This blog is today less than four months old. I published the first post on September 9, and a whopping 102 more since then.That’s an average of almost one post per day, despite SVP, SauroBonn, and Christmas holiday. Where did all this come from? And how was it all received?
To my utter surprise, dinosaurpalaeo has
almost over 13,000 views by now! Close to 1,000 in September, pretty exactly 3,000 in October and 4,000 in November, and over 4,800 5,000 in December! Much of the initial rapid rise and some of the steady increase I certainly owe to the cool guys at SVPOW. They repeatedly gave me a plug, and a bunch of tip on how to improve my blogging. One of the posts they linked to, It’s time for more Plateosaurus from October 5, is the second-most popular post, with over 450 views.
Another topic that drew a lot of readers is the series of posts on my SVP talk.
I’ll have to add something on the brief mention I made about sauropods and racewalking, but that will take a lot of hard thinking. I have to be careful to restrict what I write here to things that are really included in the abstracts of talks I gave, otherwise I place my upcoming paper(s) on the topic at risk: “not novel”.
Together with the homepage (~3,850 views) these two topics make up the Top 5 posts, followed by quite a gap in popularity. Next on the list come the Encyclopedia Britannica dissections. In between them is my short discussion of the physics flop in Carpenter et al. 2011, unsurprisingly, as I advertised it on the Dinosaur Mailing List. Other popular posts include Theropod Thursday 1, 2, 5 and 6. Some other posts that I thought pretty good fall by the wayside, but that’s likely due to their early publication date.

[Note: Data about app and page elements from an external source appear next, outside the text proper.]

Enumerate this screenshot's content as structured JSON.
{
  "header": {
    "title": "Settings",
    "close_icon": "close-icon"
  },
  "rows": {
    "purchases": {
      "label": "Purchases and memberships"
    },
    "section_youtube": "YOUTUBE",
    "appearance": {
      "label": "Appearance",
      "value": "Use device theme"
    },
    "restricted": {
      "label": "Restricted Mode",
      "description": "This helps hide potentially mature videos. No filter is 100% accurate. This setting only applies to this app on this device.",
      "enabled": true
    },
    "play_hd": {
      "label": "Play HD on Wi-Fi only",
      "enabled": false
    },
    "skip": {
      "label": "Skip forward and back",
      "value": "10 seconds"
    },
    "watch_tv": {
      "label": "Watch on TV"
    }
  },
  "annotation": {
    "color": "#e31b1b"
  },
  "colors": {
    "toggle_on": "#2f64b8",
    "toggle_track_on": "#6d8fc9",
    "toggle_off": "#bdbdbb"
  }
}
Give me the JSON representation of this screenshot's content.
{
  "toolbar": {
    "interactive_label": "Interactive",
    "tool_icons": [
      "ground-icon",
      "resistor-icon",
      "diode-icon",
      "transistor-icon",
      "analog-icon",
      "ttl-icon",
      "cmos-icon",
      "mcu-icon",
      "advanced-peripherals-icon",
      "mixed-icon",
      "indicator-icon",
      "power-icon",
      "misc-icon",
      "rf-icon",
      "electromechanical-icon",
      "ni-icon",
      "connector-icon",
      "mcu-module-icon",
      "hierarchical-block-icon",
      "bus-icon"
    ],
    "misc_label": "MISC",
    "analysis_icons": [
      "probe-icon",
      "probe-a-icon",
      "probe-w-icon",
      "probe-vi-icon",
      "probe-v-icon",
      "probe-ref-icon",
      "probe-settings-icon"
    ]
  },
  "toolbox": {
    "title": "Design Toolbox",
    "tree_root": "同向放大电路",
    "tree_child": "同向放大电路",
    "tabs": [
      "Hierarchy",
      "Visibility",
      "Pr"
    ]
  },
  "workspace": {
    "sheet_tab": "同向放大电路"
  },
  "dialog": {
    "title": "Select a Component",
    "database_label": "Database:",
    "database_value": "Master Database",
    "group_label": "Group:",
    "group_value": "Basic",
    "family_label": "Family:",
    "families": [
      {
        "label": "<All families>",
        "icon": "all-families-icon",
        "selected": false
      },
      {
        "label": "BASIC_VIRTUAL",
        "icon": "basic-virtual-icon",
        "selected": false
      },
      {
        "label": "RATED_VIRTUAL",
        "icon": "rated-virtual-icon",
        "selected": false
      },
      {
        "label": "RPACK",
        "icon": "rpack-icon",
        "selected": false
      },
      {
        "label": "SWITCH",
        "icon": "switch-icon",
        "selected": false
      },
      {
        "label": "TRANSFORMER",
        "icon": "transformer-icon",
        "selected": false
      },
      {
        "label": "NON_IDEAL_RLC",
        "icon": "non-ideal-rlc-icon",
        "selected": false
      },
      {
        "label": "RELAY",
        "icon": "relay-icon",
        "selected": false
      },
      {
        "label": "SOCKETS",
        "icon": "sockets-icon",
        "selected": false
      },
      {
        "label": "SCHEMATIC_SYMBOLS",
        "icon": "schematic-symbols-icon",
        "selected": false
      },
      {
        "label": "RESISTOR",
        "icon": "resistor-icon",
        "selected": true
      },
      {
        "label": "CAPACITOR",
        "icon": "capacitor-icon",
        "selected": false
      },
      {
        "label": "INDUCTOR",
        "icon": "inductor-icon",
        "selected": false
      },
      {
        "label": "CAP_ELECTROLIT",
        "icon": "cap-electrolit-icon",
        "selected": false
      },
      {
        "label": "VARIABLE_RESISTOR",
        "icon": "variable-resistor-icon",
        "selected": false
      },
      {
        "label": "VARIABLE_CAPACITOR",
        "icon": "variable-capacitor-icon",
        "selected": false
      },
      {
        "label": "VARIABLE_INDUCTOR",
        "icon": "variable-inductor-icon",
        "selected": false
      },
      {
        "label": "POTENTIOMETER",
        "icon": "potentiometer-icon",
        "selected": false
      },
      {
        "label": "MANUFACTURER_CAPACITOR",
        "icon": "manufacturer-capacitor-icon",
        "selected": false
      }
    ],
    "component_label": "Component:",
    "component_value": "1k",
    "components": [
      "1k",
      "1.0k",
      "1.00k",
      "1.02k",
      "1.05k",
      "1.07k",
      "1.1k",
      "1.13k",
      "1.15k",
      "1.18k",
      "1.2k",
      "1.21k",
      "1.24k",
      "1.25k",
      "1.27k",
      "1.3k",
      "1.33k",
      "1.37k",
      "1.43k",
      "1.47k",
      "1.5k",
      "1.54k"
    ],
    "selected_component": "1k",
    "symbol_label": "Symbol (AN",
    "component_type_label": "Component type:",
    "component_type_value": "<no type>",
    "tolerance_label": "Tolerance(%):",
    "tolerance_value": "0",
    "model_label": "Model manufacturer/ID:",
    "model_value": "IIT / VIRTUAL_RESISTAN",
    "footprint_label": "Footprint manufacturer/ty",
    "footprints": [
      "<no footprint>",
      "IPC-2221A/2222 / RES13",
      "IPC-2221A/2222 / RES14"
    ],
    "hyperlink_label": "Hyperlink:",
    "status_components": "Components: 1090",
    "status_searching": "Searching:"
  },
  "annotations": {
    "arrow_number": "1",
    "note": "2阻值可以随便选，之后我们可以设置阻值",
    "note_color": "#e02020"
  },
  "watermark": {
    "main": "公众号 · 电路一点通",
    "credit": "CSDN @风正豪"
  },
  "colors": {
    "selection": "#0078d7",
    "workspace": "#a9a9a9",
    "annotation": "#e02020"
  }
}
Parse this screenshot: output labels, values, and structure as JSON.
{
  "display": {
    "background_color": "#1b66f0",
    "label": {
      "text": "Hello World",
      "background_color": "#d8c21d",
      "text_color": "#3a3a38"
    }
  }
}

OK, time for a nice picture! The coolest one I posted is, I guess, this one:
An anterior view of the MFN’s Giraffatitan mount (panorama image created in hugin).
The Media Library says that I uploaded over 350 MB worth of pictures, 242 in all. I guess it is time to have a reader poll on best and worst image while the total number is still small enough.
What’s kinda fun to check out is the search terms that brought people here. “heinrich mallison blog” is first on the list, and “heinrich mallison” is third. To my utter surprise, “dinohyus” is second. Weird search terms include “ugly beast”, “ugly giraffe”, “scaling a horse”, “brown black striped mammal” (what post of mine on earth did this yield???), “glass caps”, “momy lionel”, “far away stuff”, and so on. “blof” seems to be a common way to misspell “blog” (no surprise), and a lot of people apparently search the net for “dinosa”. And someone wanted to learn “how to say kentrosaurus”.
So what’s in store for dinosaurpalaeo? I’ll keep things they way they are: I’ll post what comes to my mind, I’ll happily stick to the blog subheading about rants and raves (more of the former) about dinosaurs and stuff (again, more of the former) as it gives me so much leeway, and I’ll probably slow down a lot. To be honest, I am slowly running out of good dinosaur photos to show, I guess I have enough for some 50 or so more posts at most. You can expect a few more “how to” posts, and you can expect to get bored stiff whenever my next paper comes out: I’ll be blogging about it from sunrise to sundown for a whole months 😉
That said, I’d appreciate feedback! My posts get very few comments, so speak up!
With that, let me wish all of you a happy new year 🙂
Maybe you should consider doing a dinohyus special. That will rake in them eyeballs! 🙂
All the best in 2012!
I’d comment more often, but I’m not a scientist myself and am mindful of Mark Twain’s dictum about it being better to be silent and be thought a fool than to open one’s mouth and remove all doubt.
dinosaurpalaeo is an excellent blog and you do fascinating work. The bit about the articular cartilage in (non-avian) dinosaurs likely being thicker than in mammals that had been used in modelling dino movement (because it is in birds and crocodiles) may be the coolest single thing I’ve learned in the past year.
BTW, as I recall, I found your blog searching on your name thanks to the Kentrosaurus post Darren Naish did at TetZoo and your lively comments there.
And the Giraffatitan pic is awesome, especially because you posted it at a size that required a lot of scrolling to get to the bottom of. No small scale pic could convey the sense of that awesome neck going on forever.
I look forward to being bored with your next paper. 🙂